The installation was located on a moderate, rocky northeasterly slope (Figs. 2, 3). On the slope, terrace walls and evidence of rock quarrying are visible; a winepress, a lime kiln and cisterns were previously recorded, as well as Roman and Byzantine pottery (Kloner 2001: Sites 86, 122, 130); and caves with Middle Bronze Age pottery were identified c. 30 m west of the installation during a recent antiquities inspection (A. Wiegmann, pers. comm.). Approximately 350 m to the north of the installation lies the antiquities site of Ras Abu Maʻaruf, which contains remains from the Second Temple period and the Byzantine and Early Islamic periods (Seligman 1999).

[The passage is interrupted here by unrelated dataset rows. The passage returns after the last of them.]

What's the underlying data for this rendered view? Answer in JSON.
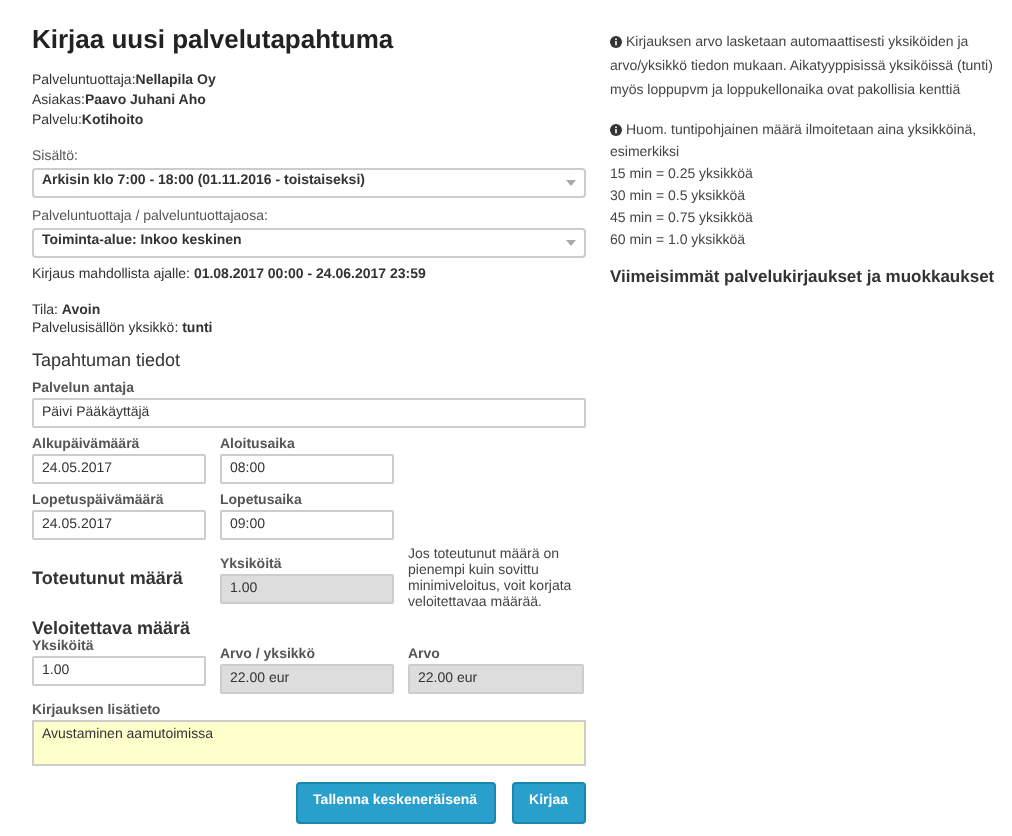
{
  "title": "Kirjaa uusi palvelutapahtuma",
  "info": [
    {
      "label": "Palveluntuottaja:",
      "value": "Nellapila Oy"
    },
    {
      "label": "Asiakas:",
      "value": "Paavo Juhani Aho"
    },
    {
      "label": "Palvelu:",
      "value": "Kotihoito"
    }
  ],
  "selects": [
    {
      "label": "Sisältö:",
      "value": "Arkisin klo 7:00 - 18:00 (01.11.2016 - toistaiseksi)"
    },
    {
      "label": "Palveluntuottaja / palveluntuottajaosa:",
      "value": "Toiminta-alue: Inkoo keskinen"
    }
  ],
  "period": {
    "label": "Kirjaus mahdollista ajalle:",
    "value": "01.08.2017 00:00 - 24.06.2017 23:59"
  },
  "status": [
    {
      "label": "Tila:",
      "value": "Avoin"
    },
    {
      "label": "Palvelusisällön yksikkö:",
      "value": "tunti"
    }
  ],
  "section_title": "Tapahtuman tiedot",
  "provider_field": {
    "label": "Palvelun antaja",
    "value": "Päivi Pääkäyttäjä"
  },
  "dates": [
    {
      "label": "Alkupäivämäärä",
      "value": "24.05.2017"
    },
    {
      "label": "Aloitusaika",
      "value": "08:00"
    },
    {
      "label": "Lopetuspäivämäärä",
      "value": "24.05.2017"
    },
    {
      "label": "Lopetusaika",
      "value": "09:00"
    }
  ],
  "actual": {
    "title": "Toteutunut määrä",
    "unit_label": "Yksiköitä",
    "value": "1.00",
    "disabled": true,
    "note": "Jos toteutunut määrä on pienempi kuin sovittu minimiveloitus, voit korjata veloitettavaa määrää."
  },
  "billed": {
    "title": "Veloitettava määrä",
    "fields": [
      {
        "label": "Yksiköitä",
        "value": "1.00",
        "disabled": false
      },
      {
        "label": "Arvo / yksikkö",
        "value": "22.00 eur",
        "disabled": true
      },
      {
        "label": "Arvo",
        "value": "22.00 eur",
        "disabled": true
      }
    ]
  },
  "notes_field": {
    "label": "Kirjauksen lisätieto",
    "value": "Avustaminen aamutoimissa"
  },
  "buttons": [
    "Tallenna keskeneräisenä",
    "Kirjaa"
  ],
  "help": [
    {
      "text": "Kirjauksen arvo lasketaan automaattisesti yksiköiden ja arvo/yksikkö tiedon mukaan. Aikatyyppisissä yksiköissä (tunti) myös loppupvm ja loppukellonaika ovat pakollisia kenttiä"
    },
    {
      "text": "Huom. tuntipohjainen määrä ilmoitetaan aina yksikköinä, esimerkiksi",
      "lines": [
        "15 min = 0.25 yksikköä",
        "30 min = 0.5 yksikköä",
        "45 min = 0.75 yksikköä",
        "60 min = 1.0 yksikköä"
      ]
    }
  ],
  "recent_heading": "Viimeisimmät palvelukirjaukset ja muokkaukset"
}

The installation, which was damaged as a result of the rock drilling, was recorded near the top of a hewn cliff, making it impossible to excavate. The remains of the installation, identified as a section in the face of the cliff (Figs. 4, 5), included a flight of rock-hewn steps descending westward into a rock-cut basin (length c. 1.5 m). The steps and the basin were coated with gray plaster. The lower part of the installation was filled with stones, some of them large and dressed, and its upper part was covered with alluvial soil. Halfway from the floor of the installation was a large, dressed stone (Fig. 6), probably in situ, beside a breach or an opening in the installation; its function is unclear. During the 2015 inspection, the bottom of the installation yielded large fragments of Roman-period pottery, which may date the installation or its final stage of use. The remains of the installation may belong to a cistern or a miqveh (ritual bath).